Use the "expression" command in the debugger. Using it is relatively simple. Just type the command expression and press enter. You will then be prompted enter an expression. Here is an example
Enter expressions, then terminate with an empty line to evaluate:
(int) $2 = 4
I also attached the help info for the expression command below. Hope this helps.
Evaluate a C/ObjC/C++ expression in the current program context, using user
defined variables and variables currently in scope. This command takes
'raw' input (no need to quote stuff).
Syntax: expression --
Command Options Usage:
expression [-f ] [-G ] [-a ] [-d ] [-t ] [-u ] --
expression [-o] [-a ] [-d ] [-t ] [-u ] --
-G <gdb-format> ( --gdb-format <gdb-format> )
Specify a format using a GDB format specifier string.
-a <boolean> ( --all-threads <boolean> )
Should we run all threads if the execution doesn't complete on one
-d <boolean> ( --dynamic-value <boolean> )
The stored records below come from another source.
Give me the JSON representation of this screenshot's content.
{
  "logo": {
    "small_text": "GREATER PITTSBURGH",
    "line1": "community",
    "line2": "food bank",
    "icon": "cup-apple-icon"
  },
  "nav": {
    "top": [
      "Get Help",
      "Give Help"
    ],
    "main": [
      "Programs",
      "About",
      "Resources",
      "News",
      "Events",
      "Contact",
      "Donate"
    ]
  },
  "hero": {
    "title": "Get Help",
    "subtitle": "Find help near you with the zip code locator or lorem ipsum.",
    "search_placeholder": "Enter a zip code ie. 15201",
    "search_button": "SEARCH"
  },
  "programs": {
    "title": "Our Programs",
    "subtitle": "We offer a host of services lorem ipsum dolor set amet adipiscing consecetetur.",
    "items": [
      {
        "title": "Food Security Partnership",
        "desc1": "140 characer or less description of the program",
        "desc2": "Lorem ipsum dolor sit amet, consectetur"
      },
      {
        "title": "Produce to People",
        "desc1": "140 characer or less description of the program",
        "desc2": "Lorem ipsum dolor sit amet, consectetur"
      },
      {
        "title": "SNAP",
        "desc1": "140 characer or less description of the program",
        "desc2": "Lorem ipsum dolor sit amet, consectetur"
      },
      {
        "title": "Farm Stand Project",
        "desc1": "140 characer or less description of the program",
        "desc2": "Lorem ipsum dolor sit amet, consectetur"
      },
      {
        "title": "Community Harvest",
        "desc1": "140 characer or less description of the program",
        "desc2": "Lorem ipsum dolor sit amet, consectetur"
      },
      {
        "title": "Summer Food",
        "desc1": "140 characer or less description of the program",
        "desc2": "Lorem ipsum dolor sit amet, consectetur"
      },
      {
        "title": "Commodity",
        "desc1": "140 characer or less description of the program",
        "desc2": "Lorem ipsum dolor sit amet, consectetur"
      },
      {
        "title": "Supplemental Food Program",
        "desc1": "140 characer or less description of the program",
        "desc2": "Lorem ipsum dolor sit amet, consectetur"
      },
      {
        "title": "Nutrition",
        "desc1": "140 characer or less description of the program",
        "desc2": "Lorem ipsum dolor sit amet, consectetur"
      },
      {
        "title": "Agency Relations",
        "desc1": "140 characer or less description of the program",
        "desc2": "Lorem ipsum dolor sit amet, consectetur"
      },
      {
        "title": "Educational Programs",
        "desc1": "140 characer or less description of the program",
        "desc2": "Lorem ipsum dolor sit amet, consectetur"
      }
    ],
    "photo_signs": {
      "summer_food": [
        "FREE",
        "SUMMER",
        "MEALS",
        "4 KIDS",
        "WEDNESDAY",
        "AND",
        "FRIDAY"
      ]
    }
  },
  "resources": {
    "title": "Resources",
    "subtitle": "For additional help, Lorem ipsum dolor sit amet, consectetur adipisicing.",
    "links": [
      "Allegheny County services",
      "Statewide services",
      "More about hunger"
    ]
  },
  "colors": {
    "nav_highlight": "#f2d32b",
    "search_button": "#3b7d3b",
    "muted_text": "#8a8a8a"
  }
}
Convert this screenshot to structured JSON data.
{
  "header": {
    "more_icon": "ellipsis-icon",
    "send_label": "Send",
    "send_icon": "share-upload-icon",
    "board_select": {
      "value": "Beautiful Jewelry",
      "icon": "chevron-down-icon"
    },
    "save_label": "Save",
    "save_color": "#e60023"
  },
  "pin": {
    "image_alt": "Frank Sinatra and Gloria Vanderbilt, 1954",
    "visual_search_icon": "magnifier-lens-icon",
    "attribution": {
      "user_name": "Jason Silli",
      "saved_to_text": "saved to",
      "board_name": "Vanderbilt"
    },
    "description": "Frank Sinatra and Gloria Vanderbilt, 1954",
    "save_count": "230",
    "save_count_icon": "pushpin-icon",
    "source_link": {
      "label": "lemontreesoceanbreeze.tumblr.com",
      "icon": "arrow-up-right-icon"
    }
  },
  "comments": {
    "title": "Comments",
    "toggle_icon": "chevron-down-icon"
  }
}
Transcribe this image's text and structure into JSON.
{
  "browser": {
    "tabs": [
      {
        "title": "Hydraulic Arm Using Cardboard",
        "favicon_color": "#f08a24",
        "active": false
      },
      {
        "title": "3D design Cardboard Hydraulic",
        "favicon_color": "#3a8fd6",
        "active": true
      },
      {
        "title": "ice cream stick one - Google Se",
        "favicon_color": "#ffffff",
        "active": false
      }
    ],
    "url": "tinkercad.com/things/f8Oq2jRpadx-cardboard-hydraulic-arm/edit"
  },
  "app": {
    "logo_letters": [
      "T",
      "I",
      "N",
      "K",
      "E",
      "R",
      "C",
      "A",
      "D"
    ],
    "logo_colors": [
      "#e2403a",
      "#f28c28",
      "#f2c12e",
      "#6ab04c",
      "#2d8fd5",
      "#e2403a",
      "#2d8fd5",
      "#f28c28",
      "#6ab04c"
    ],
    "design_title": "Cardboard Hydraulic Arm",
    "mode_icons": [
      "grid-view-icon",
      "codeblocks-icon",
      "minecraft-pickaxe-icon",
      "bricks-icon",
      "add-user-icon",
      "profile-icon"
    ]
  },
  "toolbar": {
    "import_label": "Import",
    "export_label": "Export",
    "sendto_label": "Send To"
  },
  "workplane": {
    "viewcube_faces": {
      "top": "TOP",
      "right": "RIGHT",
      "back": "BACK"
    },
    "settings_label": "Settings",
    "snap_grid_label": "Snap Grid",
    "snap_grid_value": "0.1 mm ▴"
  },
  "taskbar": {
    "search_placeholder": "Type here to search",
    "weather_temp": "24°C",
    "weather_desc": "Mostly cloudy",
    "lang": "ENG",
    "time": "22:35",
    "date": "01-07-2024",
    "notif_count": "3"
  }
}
Upcast the value resulting from the expression to its dynamic type
-f <format> ( --format <format> )
Specify a format to be used for display.
-o ( --object-description )
Print the object description of the value resulting from the
-t <unsigned-integer> ( --timeout <unsigned-integer> )
Timeout value for running the expression.
-u <boolean> ( --unwind-on-error <boolean> )
Clean up program state if the expression causes a crash, breakpoint
hit or signal.
If the expression can be evaluated statically (without runnning code) then it will be.
Otherwise, by default the expression will run on the current thread with a short timeout:
currently .25 seconds. If it doesn't return in that time, the evaluation will be interrupted
and resumed with all threads running. You can use the -a option to disable retrying on all
threads. You can use the -t option to set a shorter timeout.
User defined variables:
You can define your own variables for convenience or to be used in subsequent expressions.
You define them the same way you would define variables in C. If the first character of
your user defined variable is a $, then the variable's value will be available in future
expressions, otherwise it will just be available in the current expression.
expr my_struct->a = my_array
expr -f bin -- (index * 8) + 5
expr unsigned int $foo = 5
expr char c = "foo"; c
IMPORTANT NOTE: Because this command takes 'raw' input, if you use any
command options you must use ' -- ' between the end of the command options
and the beginning of the raw input.